Instructions to follow: Report, from the records below, every line where the word "structured" appears.

┄┄┄┄┄┄┄┄┄┄┄┄┄┄┄┄┄┄┄┄

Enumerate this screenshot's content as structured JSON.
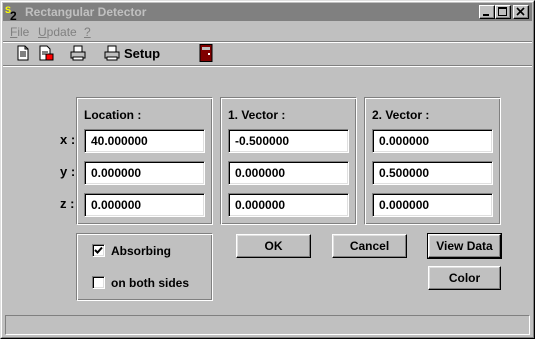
{
  "window": {
    "title": "Rectangular Detector"
  },
  "menu": [
    {
      "label": "File",
      "underline": "F",
      "rest": "ile"
    },
    {
      "label": "Update",
      "underline": "U",
      "rest": "pdate"
    },
    {
      "label": "?",
      "underline": "?",
      "rest": ""
    }
  ],
  "toolbar": {
    "icons": [
      "new-document-icon",
      "save-document-icon",
      "print-icon",
      "print-setup-icon",
      "exit-door-icon"
    ],
    "setup_label": "Setup"
  },
  "location": {
    "title": "Location :",
    "x": "40.000000",
    "y": "0.000000",
    "z": "0.000000"
  },
  "vector1": {
    "title": "1. Vector :",
    "x": "-0.500000",
    "y": "0.000000",
    "z": "0.000000"
  },
  "vector2": {
    "title": "2. Vector :",
    "x": "0.000000",
    "y": "0.500000",
    "z": "0.000000"
  },
  "axes": {
    "x": "x :",
    "y": "y :",
    "z": "z :"
  },
  "options": {
    "absorbing_label": "Absorbing",
    "absorbing_checked": true,
    "both_sides_label": "on both sides",
    "both_sides_checked": false
  },
  "buttons": {
    "ok": "OK",
    "cancel": "Cancel",
    "view_data": "View Data",
    "color": "Color"
  },
  "colors": {
    "face": "#c0c0c0",
    "title_inactive": "#808080",
    "door_red": "#800000"
  }
}
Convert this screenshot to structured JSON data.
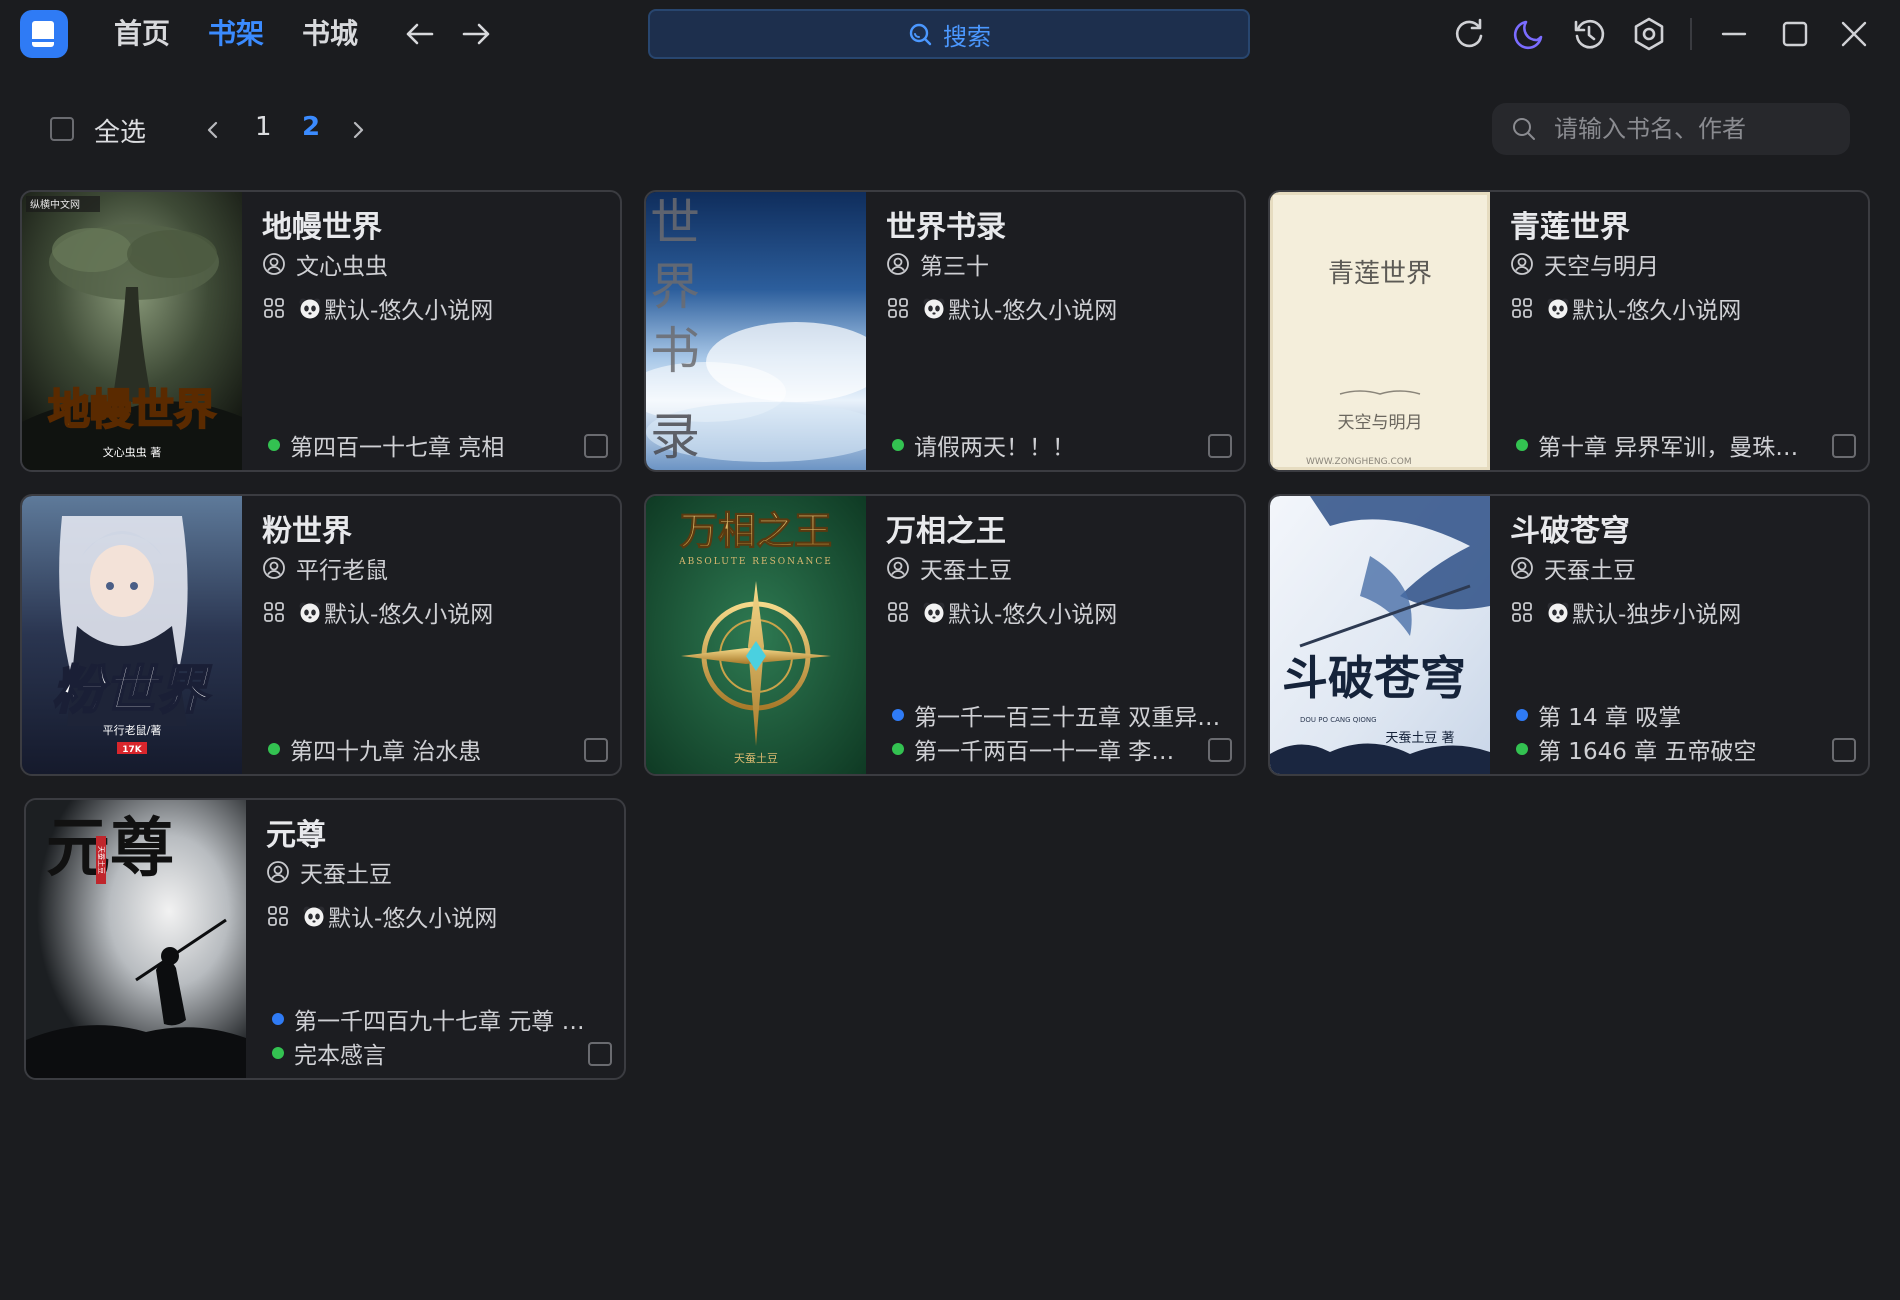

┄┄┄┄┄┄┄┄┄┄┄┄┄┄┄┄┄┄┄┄

Exercise solution:
Enumerate this screenshot's content as structured JSON.
Convert this screenshot to structured JSON data.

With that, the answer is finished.